[[ Source records open ]]
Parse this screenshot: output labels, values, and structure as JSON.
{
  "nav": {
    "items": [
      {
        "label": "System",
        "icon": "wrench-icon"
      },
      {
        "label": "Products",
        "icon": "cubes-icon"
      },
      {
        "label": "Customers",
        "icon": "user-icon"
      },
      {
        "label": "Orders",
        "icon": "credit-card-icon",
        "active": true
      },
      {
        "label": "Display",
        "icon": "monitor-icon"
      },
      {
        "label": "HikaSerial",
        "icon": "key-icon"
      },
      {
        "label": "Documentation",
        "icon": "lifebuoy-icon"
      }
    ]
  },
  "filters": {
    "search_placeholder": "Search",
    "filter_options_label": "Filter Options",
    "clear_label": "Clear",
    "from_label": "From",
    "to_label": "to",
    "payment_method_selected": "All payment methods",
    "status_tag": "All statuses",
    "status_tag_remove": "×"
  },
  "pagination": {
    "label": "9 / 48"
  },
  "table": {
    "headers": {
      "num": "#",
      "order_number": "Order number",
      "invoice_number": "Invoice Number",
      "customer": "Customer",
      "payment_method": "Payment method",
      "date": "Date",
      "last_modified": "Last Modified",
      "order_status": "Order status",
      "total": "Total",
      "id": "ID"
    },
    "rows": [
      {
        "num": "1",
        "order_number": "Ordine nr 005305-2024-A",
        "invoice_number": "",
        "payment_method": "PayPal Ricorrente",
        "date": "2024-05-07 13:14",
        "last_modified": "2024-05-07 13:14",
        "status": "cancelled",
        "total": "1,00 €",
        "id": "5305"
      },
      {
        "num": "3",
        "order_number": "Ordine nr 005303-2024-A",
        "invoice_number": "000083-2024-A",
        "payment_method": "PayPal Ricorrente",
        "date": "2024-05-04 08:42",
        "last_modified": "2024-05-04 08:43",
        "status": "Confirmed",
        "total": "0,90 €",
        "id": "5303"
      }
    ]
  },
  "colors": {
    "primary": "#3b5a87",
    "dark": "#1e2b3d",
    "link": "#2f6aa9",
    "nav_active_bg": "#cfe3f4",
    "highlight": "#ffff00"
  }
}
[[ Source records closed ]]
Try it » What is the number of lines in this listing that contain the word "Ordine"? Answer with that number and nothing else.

Response to the exercise » 2